Happy Potter world traveler

Nepal man makes drinking cups.

Nepal man makes drinking cups.

Trish Arnold

Our president, Jan Marx, and her husband took a trip to India and Nepal March 22 through April 11 of this year. They traveled with 15 people on their tour (the maximum is 16) with Overseas Adventure Travel, a division of Grand Circle Travel. They went because they wanted to see what the country was like, and they found out quickly that everything they had been told about India and Nepal was not true. Jan said she was surprised by how happy, hopeful and warm the Indian people were there. Even though the cities were dirty with trash on the streets, the people appeared to be clean and hard working. Everything was very hectic there, Jan said, with noisy motorcycles, bicycles, cows and pigs in the streets, which was a bit overwhelming at times and presented a challenge getting around. Jan and her husband said they wouldn’t trade the experience for anything. Here is Jan’s report in her own words:
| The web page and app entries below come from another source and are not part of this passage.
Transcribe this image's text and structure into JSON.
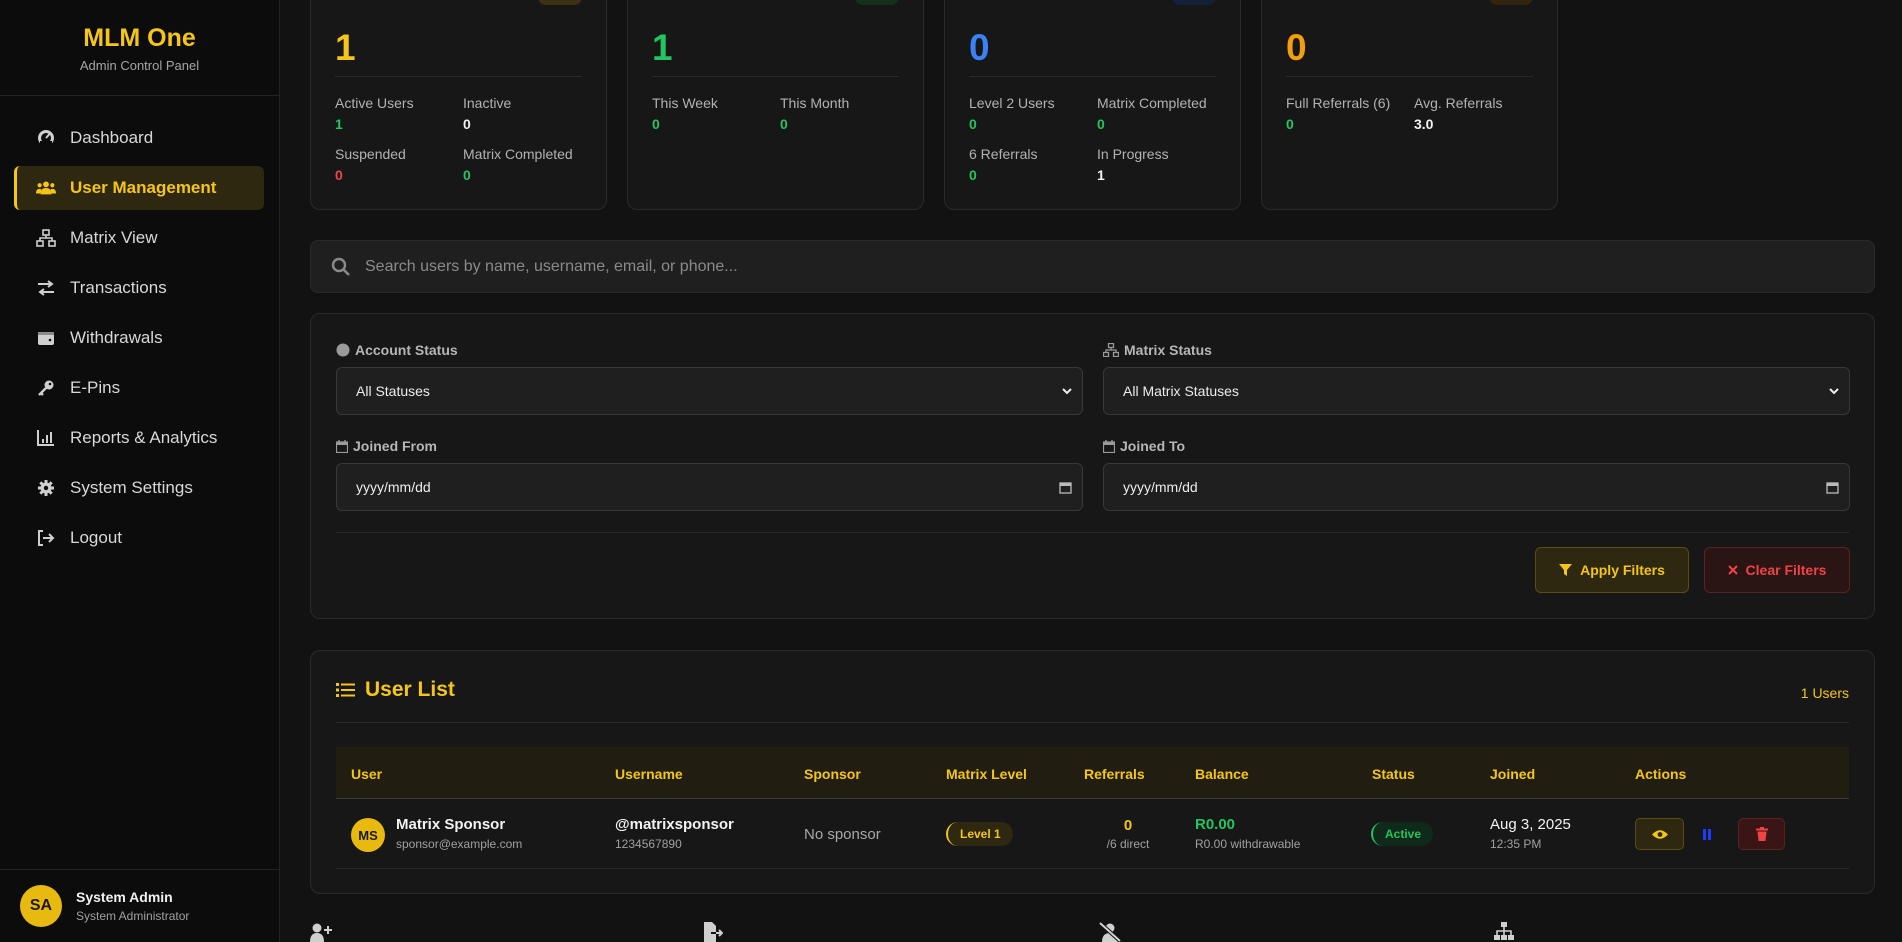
{
  "brand": {
    "title": "MLM One",
    "subtitle": "Admin Control Panel"
  },
  "nav": [
    {
      "label": "Dashboard",
      "icon": "gauge-icon"
    },
    {
      "label": "User Management",
      "icon": "users-icon",
      "active": true
    },
    {
      "label": "Matrix View",
      "icon": "sitemap-icon"
    },
    {
      "label": "Transactions",
      "icon": "exchange-icon"
    },
    {
      "label": "Withdrawals",
      "icon": "wallet-icon"
    },
    {
      "label": "E-Pins",
      "icon": "key-icon"
    },
    {
      "label": "Reports & Analytics",
      "icon": "chart-icon"
    },
    {
      "label": "System Settings",
      "icon": "gear-icon"
    },
    {
      "label": "Logout",
      "icon": "logout-icon"
    }
  ],
  "admin": {
    "initials": "SA",
    "name": "System Admin",
    "role": "System Administrator"
  },
  "stats": [
    {
      "big": "1",
      "color": "#f5c518",
      "items": [
        {
          "label": "Active Users",
          "value": "1",
          "color": "#22c55e"
        },
        {
          "label": "Inactive",
          "value": "0",
          "color": "#f2f2f2"
        },
        {
          "label": "Suspended",
          "value": "0",
          "color": "#ef4444"
        },
        {
          "label": "Matrix Completed",
          "value": "0",
          "color": "#22c55e"
        }
      ]
    },
    {
      "big": "1",
      "color": "#22c55e",
      "items": [
        {
          "label": "This Week",
          "value": "0",
          "color": "#22c55e"
        },
        {
          "label": "This Month",
          "value": "0",
          "color": "#22c55e"
        }
      ]
    },
    {
      "big": "0",
      "color": "#3b82f6",
      "items": [
        {
          "label": "Level 2 Users",
          "value": "0",
          "color": "#22c55e"
        },
        {
          "label": "Matrix Completed",
          "value": "0",
          "color": "#22c55e"
        },
        {
          "label": "6 Referrals",
          "value": "0",
          "color": "#22c55e"
        },
        {
          "label": "In Progress",
          "value": "1",
          "color": "#f2f2f2"
        }
      ]
    },
    {
      "big": "0",
      "color": "#f59e0b",
      "items": [
        {
          "label": "Full Referrals (6)",
          "value": "0",
          "color": "#22c55e"
        },
        {
          "label": "Avg. Referrals",
          "value": "3.0",
          "color": "#f2f2f2"
        }
      ]
    }
  ],
  "search": {
    "placeholder": "Search users by name, username, email, or phone..."
  },
  "filters": {
    "account_status_label": "Account Status",
    "account_status_value": "All Statuses",
    "matrix_status_label": "Matrix Status",
    "matrix_status_value": "All Matrix Statuses",
    "joined_from_label": "Joined From",
    "joined_from_value": "yyyy/mm/dd",
    "joined_to_label": "Joined To",
    "joined_to_value": "yyyy/mm/dd",
    "apply_label": "Apply Filters",
    "clear_label": "Clear Filters"
  },
  "user_list": {
    "title": "User List",
    "count": "1 Users",
    "columns": [
      "User",
      "Username",
      "Sponsor",
      "Matrix Level",
      "Referrals",
      "Balance",
      "Status",
      "Joined",
      "Actions"
    ],
    "rows": [
      {
        "initials": "MS",
        "name": "Matrix Sponsor",
        "email": "sponsor@example.com",
        "username": "@matrixsponsor",
        "phone": "1234567890",
        "sponsor": "No sponsor",
        "level": "Level 1",
        "referrals": "0",
        "referrals_sub": "/6 direct",
        "balance": "R0.00",
        "balance_sub": "R0.00 withdrawable",
        "status": "Active",
        "joined_date": "Aug 3, 2025",
        "joined_time": "12:35 PM"
      }
    ]
  }
}
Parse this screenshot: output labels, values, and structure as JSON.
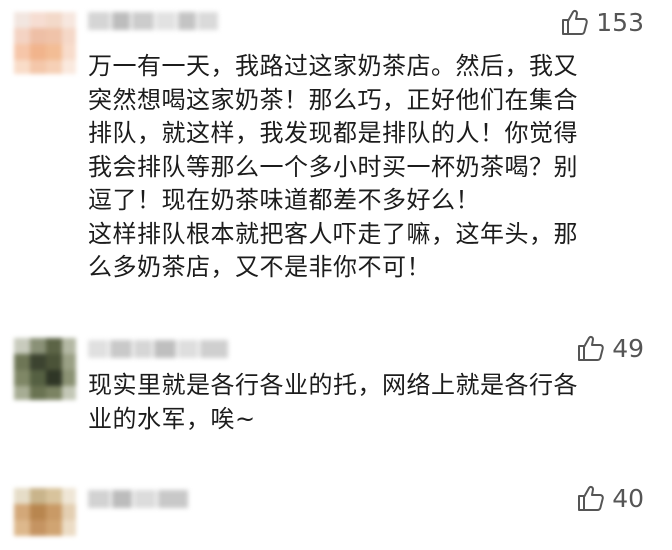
{
  "comments": [
    {
      "likes": "153",
      "lines": [
        "万一有一天，我路过这家奶茶店。然后，我又",
        "突然想喝这家奶茶！那么巧，正好他们在集合",
        "排队，就这样，我发现都是排队的人！你觉得",
        "我会排队等那么一个多小时买一杯奶茶喝？别",
        "逗了！现在奶茶味道都差不多好么！",
        "这样排队根本就把客人吓走了嘛，这年头，那",
        "么多奶茶店，又不是非你不可！"
      ]
    },
    {
      "likes": "49",
      "lines": [
        "现实里就是各行各业的托，网络上就是各行各",
        "业的水军，唉~"
      ]
    },
    {
      "likes": "40",
      "lines": []
    }
  ],
  "icons": {
    "like": "thumbs-up-outline-icon"
  },
  "colors": {
    "text": "#1c1c1c",
    "likes": "#555555",
    "background": "#ffffff"
  }
}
To Throw or Not, Here It’s an Option. There, Not So Much

Jan Marx

No one said that pottery would be on the tour, but thanks to both our Overseas Adventure Travel guides in India and Nepal, we visited potters and watched them work. And I mean work! Our Happy Potters sports three electric pottery-throwing wheels. If a member wants to make a pot he/she takes a lump of clay to the wheel, presses the switch and creates a dish. One morning in Abhaneri, India, after a brief walk dodging cows along a dusty lane, we were ushered into a family’s courtyard. At one end a woman squatted, making bread, called Naan. At the other end, a man with a long board pushed his pottery wheel around until it whirred rapidly. Putting the board aside he squatted by the wheel which held a huge lump of clay and made delicate drinking cups. Called “throwing off the hump” the method doesn’t require replacing clay every time a pot is made, and throwing goes quickly. The cups are fired in a wood kiln, so neither is electricity needed there. A larger production was found in a square in Bhaktapur, Nepal, where with the same method a potter made piggy banks and other vessels. It was a reminder of how much easier we have it here. Of course in the pottery studio one doesn’t need to “throw” beautiful pottery. We enjoy many options. Maybe you’d like to explore making a set of dishes or a sculpture where creativity flourishes. You are welcome to come see what we do on Mondays and Thursdays in the Winecup Room in the Creative Arts and Technology Center.